Academic and mountaineer
Died: 26 June, 2007, aged 82.
MOUNTAINEERING, by its very nature, is a sport that involves a degree of risk. Malcolm Slesser, however, emphasised that it is a controlled risk. Mountaineers who venture into some of the world's most beautiful and remote places know what they are taking on and will bring to bear experience, skill and judgement to ensure their safety.
Slesser's book Friends in High Places used a stock of stories to question why climbers face dangers such as hypothermia, altitude sickness and the potential for fatal falls, and included details of the ill-fated Pamirs expedition in 1962, of which Slesser was co-leader with Everest veteran John Hunt. It led to the untimely death of one of Scotland's greatest and most daring climbers, Robin Smith, at the tragically young age of 23, along with the climber and poet Wilfrid Noyce.
Slesser, who lived in Newington, Edinburgh, was a graduate of the city's university, where he went on to do a doctorate. He first witnessed the brutality of death in his student days when an equally youthful companion was crushed by a large detached block on Sgurr Dearg, in the Cuillins of Skye.
In an interview in 2004, he spoke of the number of climbing deaths he had witnessed over the years. His motto was: "Luck keeps no-one alive for long, safety lies in awareness." He said: "The crucial element in mountaineering is appreciating and understanding the nature of risk you are exposed to. It may be objective risk, like avalanche, weather, loose rock, stone-fall or melting ice. It may be subjective risk like losing one's nerve, poor route-finding, a weak companion, over-confidence, being out of your depth or being unfit in relation to the climb's demands. Climbing is very safe. It's the technique of making yourself safe that counts."

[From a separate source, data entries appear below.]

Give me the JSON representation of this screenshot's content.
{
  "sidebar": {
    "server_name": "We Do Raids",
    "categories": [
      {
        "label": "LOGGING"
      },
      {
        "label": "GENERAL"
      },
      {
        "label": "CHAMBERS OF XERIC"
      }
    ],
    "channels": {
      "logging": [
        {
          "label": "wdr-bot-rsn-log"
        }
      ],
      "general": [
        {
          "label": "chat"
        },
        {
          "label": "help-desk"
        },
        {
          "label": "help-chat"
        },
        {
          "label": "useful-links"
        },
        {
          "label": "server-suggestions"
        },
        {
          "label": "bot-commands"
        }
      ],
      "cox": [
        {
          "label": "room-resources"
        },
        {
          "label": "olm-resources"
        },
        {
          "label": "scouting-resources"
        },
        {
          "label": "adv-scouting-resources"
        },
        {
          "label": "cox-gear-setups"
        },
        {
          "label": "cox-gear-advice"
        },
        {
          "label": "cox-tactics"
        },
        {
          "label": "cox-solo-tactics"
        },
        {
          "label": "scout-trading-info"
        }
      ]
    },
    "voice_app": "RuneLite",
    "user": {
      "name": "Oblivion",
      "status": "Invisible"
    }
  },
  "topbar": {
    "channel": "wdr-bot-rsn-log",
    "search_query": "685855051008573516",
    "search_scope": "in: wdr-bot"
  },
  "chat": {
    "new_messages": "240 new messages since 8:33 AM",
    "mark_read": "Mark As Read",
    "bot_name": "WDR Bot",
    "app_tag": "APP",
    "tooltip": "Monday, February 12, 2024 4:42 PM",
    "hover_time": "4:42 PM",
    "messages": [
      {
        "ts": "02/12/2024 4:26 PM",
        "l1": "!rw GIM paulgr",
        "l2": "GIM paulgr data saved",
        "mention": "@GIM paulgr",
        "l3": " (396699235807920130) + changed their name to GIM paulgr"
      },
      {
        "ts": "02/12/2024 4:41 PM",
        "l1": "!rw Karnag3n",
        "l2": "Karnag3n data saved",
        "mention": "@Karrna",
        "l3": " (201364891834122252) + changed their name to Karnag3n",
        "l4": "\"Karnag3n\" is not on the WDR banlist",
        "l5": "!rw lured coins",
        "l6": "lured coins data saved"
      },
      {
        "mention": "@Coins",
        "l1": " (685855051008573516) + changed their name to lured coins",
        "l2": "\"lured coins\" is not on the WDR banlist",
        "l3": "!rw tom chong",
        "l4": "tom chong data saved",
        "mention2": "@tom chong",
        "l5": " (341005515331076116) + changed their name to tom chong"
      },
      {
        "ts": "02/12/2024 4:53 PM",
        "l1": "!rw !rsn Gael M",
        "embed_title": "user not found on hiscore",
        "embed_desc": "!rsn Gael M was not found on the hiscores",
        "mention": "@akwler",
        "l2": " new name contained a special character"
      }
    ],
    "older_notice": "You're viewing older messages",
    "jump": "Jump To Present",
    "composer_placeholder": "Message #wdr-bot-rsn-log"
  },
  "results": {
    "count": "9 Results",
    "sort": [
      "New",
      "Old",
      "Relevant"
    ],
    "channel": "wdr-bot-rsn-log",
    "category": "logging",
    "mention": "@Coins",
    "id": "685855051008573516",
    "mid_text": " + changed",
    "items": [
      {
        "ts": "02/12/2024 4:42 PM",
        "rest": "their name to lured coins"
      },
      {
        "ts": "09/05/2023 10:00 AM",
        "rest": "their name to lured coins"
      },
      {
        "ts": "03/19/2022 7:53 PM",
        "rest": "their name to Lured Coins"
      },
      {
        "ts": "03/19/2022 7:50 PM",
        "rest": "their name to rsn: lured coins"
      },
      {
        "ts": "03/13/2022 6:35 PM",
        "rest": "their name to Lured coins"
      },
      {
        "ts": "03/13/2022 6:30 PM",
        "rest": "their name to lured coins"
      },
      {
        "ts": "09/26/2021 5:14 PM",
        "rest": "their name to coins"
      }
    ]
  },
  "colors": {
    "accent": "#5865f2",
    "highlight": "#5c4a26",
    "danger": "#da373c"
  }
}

It is perhaps ironic, then, that such a survivor and pillar of the Scottish Mountaineering Club, died in a mountain environment. It is also apposite, though, that it was not through lack of judgement; he is believed to have suffered a heart attack while out walking with his wife at Loch Ailort on the Ardnish Peninsula.
While his mountaineering feats were extensive, climbing peaks in Greenland, Brazil and Peru as well as Scotland, he was also a distinguished academic, in many ways ahead of his time on issues such as climate change.
He worked in the oil, synthetic fibres and nuclear industries before becoming professor of energy at Strathclyde University, and was head of systems analysis at the European Atomic Energy Community (Euratom) between 1976 and 1978.
Slesser was the author of more than 100 published technical papers and books covering energy systems, the environment and sustainable development. He was also a regular correspondent to The Scotsman letters page.
In a 1998 paper, "New directions: Scottish values and the Scottish Economy", presented in Edinburgh, he wrote: "Scotland has a greater potential to become a sustainable economy, with an improving environment, than most parts of the world. To achieve this may require a willingness to yield some current affluence for future security.
"We may require the insertion of an ethical filter on to our natural greed. People in a market economy respond to market signals. It is the duty of government to legislate the appropriate feedbacks that encourage people to behave in their own long-term interests.
"Here is an important role for the Scottish Parliament."
Slesser had political ambitions too, twice standing for election to the Westminster Parliament and once to the European Parliament, in 1978, but was scathing of the "destructive folly" of the nanny state.
In Friends in High Places he wrote: "My generation was lucky to start climbing when horizons were wide and there were still unsurveyed areas on maps. My generation was also lucky in that political correctness had not yet run amok.
"It was quite acceptable for a single, competent mountaineer to lead a group of lads and lassies on the hill, and to camp with them. Unstructured adventure was the norm. This has all gone under uncomprehending authorities, to the detriment of future generations of young people. We live in an over- regulated society. It's depressing. No-one is left to make their own judgment any more."
For Slesser, mountaineering was the last bastion of activity "where decisions and conventions are left to the good judgment of its practitioners". As an expression of that, his closest shave came not in the great mountains of the world but on Edinburgh's lowly Arthur's Seat where he took a tumble climbing illegally in one of the quarries.